48 Thomas Aquinas, Corpus Thomisticum. Sancti Thomae de Aquino Super Evangelium S. Matthaei lectura, ed. Roberto Busa (Turin, 1951), caput 10, lectio 2, online at: <>, accessed 12 June 2022.

49 Eccles. 3: 1: ‘Omnia tempus habent, et suis spatiis transeunt universa sub caelo’ (‘For everything there is an appointed time, and an appropriate time for every activity on earth’ [NET]. Pérez, ‘Cartas y relaciones de las misiones de China’, 444.

51 I cannot delve here into the intriguing relationships between deceit, duplicity of heart and language, and the shadowy side of dissimulation, which are implicit in this seemingly straightforward reference to serpents and doves.
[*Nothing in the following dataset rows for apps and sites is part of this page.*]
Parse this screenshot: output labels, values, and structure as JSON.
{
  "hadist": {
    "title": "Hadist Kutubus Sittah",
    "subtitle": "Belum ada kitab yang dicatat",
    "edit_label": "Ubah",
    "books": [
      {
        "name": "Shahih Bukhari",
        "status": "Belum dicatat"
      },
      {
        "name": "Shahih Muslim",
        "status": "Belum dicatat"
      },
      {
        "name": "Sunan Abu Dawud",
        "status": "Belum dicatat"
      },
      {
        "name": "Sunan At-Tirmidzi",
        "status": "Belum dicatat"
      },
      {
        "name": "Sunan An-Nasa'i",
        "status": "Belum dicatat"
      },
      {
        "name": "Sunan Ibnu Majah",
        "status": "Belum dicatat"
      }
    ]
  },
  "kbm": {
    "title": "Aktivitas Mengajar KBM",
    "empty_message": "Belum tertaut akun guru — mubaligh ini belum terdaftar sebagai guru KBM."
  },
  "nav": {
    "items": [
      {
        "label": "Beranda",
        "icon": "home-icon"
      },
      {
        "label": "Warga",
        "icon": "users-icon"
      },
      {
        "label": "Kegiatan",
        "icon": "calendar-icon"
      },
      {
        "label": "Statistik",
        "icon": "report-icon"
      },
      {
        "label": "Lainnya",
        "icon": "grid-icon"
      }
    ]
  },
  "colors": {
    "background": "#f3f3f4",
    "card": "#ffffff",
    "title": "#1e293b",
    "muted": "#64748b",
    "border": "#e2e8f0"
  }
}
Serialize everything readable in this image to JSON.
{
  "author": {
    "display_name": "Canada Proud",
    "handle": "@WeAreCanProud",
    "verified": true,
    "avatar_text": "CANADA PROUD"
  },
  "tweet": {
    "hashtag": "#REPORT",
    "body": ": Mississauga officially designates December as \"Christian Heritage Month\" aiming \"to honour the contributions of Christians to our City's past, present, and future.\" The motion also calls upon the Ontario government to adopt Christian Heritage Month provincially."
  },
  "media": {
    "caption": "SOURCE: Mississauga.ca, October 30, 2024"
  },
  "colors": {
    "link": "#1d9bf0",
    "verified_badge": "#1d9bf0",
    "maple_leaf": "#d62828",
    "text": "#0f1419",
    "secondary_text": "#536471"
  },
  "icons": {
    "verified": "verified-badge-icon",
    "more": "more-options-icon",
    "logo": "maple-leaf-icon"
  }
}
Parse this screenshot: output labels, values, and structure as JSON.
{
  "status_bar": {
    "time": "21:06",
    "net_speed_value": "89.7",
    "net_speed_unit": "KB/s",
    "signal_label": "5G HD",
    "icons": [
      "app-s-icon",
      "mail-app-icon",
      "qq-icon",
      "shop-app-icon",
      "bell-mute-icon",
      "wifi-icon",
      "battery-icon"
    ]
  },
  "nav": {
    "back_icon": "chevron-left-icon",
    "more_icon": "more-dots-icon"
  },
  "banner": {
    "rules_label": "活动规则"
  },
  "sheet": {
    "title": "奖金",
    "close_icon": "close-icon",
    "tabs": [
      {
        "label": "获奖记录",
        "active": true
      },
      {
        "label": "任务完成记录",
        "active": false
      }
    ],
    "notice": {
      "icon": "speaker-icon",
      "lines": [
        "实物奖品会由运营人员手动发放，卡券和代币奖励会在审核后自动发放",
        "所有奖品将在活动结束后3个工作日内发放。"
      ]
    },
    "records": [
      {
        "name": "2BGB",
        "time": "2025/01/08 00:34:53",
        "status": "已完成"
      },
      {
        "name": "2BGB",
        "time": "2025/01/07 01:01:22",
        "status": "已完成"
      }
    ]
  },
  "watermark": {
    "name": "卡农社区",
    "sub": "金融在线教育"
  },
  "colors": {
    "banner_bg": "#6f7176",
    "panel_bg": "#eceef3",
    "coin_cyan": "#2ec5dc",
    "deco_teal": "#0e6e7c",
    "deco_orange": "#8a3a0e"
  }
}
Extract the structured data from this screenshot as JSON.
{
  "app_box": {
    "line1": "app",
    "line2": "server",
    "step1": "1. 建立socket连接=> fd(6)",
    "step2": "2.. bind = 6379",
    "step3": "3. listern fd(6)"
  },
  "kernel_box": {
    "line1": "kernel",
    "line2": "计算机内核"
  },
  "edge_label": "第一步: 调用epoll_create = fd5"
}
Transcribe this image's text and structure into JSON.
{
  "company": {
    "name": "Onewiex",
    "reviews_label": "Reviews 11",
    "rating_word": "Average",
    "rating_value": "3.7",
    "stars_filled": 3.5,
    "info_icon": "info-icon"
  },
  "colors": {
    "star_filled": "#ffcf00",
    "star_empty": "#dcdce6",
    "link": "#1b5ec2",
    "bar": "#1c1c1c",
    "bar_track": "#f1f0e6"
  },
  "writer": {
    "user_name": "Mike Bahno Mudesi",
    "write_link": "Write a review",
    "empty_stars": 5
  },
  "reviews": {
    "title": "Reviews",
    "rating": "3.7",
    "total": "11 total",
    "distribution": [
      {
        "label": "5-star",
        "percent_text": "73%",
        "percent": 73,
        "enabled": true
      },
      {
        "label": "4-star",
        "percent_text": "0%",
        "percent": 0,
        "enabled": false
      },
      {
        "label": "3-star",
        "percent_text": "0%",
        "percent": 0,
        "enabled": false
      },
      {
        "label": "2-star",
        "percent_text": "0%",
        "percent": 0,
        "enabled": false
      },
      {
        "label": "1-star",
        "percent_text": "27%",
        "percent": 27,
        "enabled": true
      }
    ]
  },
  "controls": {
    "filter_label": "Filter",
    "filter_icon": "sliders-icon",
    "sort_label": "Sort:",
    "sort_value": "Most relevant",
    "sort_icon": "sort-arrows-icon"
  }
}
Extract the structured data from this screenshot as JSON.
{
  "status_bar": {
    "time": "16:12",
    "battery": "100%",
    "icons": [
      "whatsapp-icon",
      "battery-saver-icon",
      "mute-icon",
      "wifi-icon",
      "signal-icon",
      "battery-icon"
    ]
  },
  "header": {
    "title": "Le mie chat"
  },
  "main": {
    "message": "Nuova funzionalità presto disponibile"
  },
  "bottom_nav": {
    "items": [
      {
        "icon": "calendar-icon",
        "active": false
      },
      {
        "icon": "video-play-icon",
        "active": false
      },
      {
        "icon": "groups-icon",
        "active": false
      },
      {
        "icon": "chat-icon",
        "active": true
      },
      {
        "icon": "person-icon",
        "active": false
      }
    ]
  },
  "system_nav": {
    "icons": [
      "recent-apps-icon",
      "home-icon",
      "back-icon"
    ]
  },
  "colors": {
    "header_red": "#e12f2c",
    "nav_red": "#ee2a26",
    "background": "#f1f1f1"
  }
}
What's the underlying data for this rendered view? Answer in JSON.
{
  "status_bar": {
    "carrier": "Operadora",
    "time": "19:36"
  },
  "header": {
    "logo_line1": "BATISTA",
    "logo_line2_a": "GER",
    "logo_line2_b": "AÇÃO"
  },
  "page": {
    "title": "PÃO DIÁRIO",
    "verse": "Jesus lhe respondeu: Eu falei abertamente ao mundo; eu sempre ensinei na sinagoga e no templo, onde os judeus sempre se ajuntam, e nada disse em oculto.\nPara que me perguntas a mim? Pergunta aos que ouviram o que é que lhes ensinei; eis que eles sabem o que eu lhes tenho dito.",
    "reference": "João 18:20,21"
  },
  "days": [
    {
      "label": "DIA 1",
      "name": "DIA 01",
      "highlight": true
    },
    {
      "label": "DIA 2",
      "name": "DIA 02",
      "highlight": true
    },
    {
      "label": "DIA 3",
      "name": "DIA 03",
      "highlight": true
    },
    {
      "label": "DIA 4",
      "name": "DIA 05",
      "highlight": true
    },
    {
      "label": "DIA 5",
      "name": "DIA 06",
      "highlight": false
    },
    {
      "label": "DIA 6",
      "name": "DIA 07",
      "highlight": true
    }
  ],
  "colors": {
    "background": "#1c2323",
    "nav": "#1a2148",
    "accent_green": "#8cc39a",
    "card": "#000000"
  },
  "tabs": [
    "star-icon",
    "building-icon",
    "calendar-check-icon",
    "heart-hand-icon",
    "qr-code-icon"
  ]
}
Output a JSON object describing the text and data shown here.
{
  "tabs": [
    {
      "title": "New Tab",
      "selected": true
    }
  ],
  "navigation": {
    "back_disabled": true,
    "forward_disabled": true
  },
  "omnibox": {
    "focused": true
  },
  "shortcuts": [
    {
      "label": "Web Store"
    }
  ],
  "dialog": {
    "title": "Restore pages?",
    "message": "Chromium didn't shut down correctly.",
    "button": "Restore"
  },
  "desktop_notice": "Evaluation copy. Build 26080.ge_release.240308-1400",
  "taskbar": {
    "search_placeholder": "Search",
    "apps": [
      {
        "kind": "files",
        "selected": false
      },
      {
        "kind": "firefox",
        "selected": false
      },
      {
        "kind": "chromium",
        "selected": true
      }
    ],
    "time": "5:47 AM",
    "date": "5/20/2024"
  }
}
In a future article, I intend to explore this particular exegesis of the parable, along with the slippery space of two-facedness, and hypocrisy and trickery in missionary practice.

52 Pérez, ‘Cartas y relaciones de las misiones de China’, 444.

53 Golvers, ed., Letters of a Peking Jesuit, 559.